▶ Requirement: Give back all the data exactly, line by line.

**** Records supplied

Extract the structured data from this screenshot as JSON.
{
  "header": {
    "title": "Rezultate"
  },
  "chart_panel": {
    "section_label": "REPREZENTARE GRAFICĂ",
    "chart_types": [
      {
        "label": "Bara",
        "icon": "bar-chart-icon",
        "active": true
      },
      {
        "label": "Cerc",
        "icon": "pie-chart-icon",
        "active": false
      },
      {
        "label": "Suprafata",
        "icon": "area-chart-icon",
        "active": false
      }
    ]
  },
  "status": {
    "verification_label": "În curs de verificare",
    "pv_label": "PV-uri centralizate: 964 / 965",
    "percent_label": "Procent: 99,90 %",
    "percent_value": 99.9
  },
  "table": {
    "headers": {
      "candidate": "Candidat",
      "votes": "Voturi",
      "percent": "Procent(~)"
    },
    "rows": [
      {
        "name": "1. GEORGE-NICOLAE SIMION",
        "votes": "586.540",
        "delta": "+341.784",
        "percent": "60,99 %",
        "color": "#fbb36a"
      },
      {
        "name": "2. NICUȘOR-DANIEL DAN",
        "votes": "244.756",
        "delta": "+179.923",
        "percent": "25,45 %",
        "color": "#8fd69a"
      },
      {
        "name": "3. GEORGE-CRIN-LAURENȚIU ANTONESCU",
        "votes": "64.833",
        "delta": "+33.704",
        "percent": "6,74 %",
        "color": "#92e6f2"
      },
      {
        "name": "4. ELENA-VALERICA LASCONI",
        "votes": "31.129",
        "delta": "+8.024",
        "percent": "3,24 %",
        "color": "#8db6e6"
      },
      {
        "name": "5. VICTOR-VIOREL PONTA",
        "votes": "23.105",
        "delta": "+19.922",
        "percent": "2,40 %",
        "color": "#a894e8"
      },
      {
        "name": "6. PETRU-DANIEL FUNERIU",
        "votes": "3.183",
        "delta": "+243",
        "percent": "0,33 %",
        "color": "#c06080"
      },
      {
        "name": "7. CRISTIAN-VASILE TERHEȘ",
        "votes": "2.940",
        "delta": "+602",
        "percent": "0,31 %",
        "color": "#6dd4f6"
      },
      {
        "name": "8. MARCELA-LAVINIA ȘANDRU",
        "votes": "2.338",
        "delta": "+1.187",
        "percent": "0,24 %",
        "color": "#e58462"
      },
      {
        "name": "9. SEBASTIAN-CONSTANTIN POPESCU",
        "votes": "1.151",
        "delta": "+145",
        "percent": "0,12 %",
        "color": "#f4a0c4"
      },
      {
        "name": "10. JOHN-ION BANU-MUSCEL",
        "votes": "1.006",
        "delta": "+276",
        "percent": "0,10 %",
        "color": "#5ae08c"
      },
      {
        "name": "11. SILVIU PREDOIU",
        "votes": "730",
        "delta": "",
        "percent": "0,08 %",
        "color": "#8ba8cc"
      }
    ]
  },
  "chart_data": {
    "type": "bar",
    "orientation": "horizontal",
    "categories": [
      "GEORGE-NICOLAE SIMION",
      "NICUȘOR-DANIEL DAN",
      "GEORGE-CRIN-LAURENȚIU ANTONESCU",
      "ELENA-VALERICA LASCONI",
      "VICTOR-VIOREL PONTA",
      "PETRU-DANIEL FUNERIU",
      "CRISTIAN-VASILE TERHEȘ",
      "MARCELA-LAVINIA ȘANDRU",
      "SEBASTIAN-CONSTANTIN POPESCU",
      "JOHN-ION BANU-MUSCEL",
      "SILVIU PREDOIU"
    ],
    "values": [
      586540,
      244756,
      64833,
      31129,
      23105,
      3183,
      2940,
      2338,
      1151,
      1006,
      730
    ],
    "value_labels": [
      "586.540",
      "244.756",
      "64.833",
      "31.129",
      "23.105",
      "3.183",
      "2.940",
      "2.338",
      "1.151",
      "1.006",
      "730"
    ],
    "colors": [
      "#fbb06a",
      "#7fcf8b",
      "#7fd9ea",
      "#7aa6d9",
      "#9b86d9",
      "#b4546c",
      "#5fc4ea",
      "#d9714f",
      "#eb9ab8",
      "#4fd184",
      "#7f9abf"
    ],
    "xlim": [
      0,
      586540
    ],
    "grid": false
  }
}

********

▶ Exercise answer:
Extract the structured data from this screenshot as JSON.
{
  "header": {
    "title": "Rezultate"
  },
  "chart_panel": {
    "section_label": "REPREZENTARE GRAFICĂ",
    "chart_types": [
      {
        "label": "Bara",
        "icon": "bar-chart-icon",
        "active": true
      },
      {
        "label": "Cerc",
        "icon": "pie-chart-icon",
        "active": false
      },
      {
        "label": "Suprafata",
        "icon": "area-chart-icon",
        "active": false
      }
    ]
  },
  "status": {
    "verification_label": "În curs de verificare",
    "pv_label": "PV-uri centralizate: 964 / 965",
    "percent_label": "Procent: 99,90 %",
    "percent_value": 99.9
  },
  "table": {
    "headers": {
      "candidate": "Candidat",
      "votes": "Voturi",
      "percent": "Procent(~)"
    },
    "rows": [
      {
        "name": "1. GEORGE-NICOLAE SIMION",
        "votes": "586.540",
        "delta": "+341.784",
        "percent": "60,99 %",
        "color": "#fbb36a"
      },
      {
        "name": "2. NICUȘOR-DANIEL DAN",
        "votes": "244.756",
        "delta": "+179.923",
        "percent": "25,45 %",
        "color": "#8fd69a"
      },
      {
        "name": "3. GEORGE-CRIN-LAURENȚIU ANTONESCU",
        "votes": "64.833",
        "delta": "+33.704",
        "percent": "6,74 %",
        "color": "#92e6f2"
      },
      {
        "name": "4. ELENA-VALERICA LASCONI",
        "votes": "31.129",
        "delta": "+8.024",
        "percent": "3,24 %",
        "color": "#8db6e6"
      },
      {
        "name": "5. VICTOR-VIOREL PONTA",
        "votes": "23.105",
        "delta": "+19.922",
        "percent": "2,40 %",
        "color": "#a894e8"
      },
      {
        "name": "6. PETRU-DANIEL FUNERIU",
        "votes": "3.183",
        "delta": "+243",
        "percent": "0,33 %",
        "color": "#c06080"
      },
      {
        "name": "7. CRISTIAN-VASILE TERHEȘ",
        "votes": "2.940",
        "delta": "+602",
        "percent": "0,31 %",
        "color": "#6dd4f6"
      },
      {
        "name": "8. MARCELA-LAVINIA ȘANDRU",
        "votes": "2.338",
        "delta": "+1.187",
        "percent": "0,24 %",
        "color": "#e58462"
      },
      {
        "name": "9. SEBASTIAN-CONSTANTIN POPESCU",
        "votes": "1.151",
        "delta": "+145",
        "percent": "0,12 %",
        "color": "#f4a0c4"
      },
      {
        "name": "10. JOHN-ION BANU-MUSCEL",
        "votes": "1.006",
        "delta": "+276",
        "percent": "0,10 %",
        "color": "#5ae08c"
      },
      {
        "name": "11. SILVIU PREDOIU",
        "votes": "730",
        "delta": "",
        "percent": "0,08 %",
        "color": "#8ba8cc"
      }
    ]
  },
  "chart_data": {
    "type": "bar",
    "orientation": "horizontal",
    "categories": [
      "GEORGE-NICOLAE SIMION",
      "NICUȘOR-DANIEL DAN",
      "GEORGE-CRIN-LAURENȚIU ANTONESCU",
      "ELENA-VALERICA LASCONI",
      "VICTOR-VIOREL PONTA",
      "PETRU-DANIEL FUNERIU",
      "CRISTIAN-VASILE TERHEȘ",
      "MARCELA-LAVINIA ȘANDRU",
      "SEBASTIAN-CONSTANTIN POPESCU",
      "JOHN-ION BANU-MUSCEL",
      "SILVIU PREDOIU"
    ],
    "values": [
      586540,
      244756,
      64833,
      31129,
      23105,
      3183,
      2940,
      2338,
      1151,
      1006,
      730
    ],
    "value_labels": [
      "586.540",
      "244.756",
      "64.833",
      "31.129",
      "23.105",
      "3.183",
      "2.940",
      "2.338",
      "1.151",
      "1.006",
      "730"
    ],
    "colors": [
      "#fbb06a",
      "#7fcf8b",
      "#7fd9ea",
      "#7aa6d9",
      "#9b86d9",
      "#b4546c",
      "#5fc4ea",
      "#d9714f",
      "#eb9ab8",
      "#4fd184",
      "#7f9abf"
    ],
    "xlim": [
      0,
      586540
    ],
    "grid": false
  }
}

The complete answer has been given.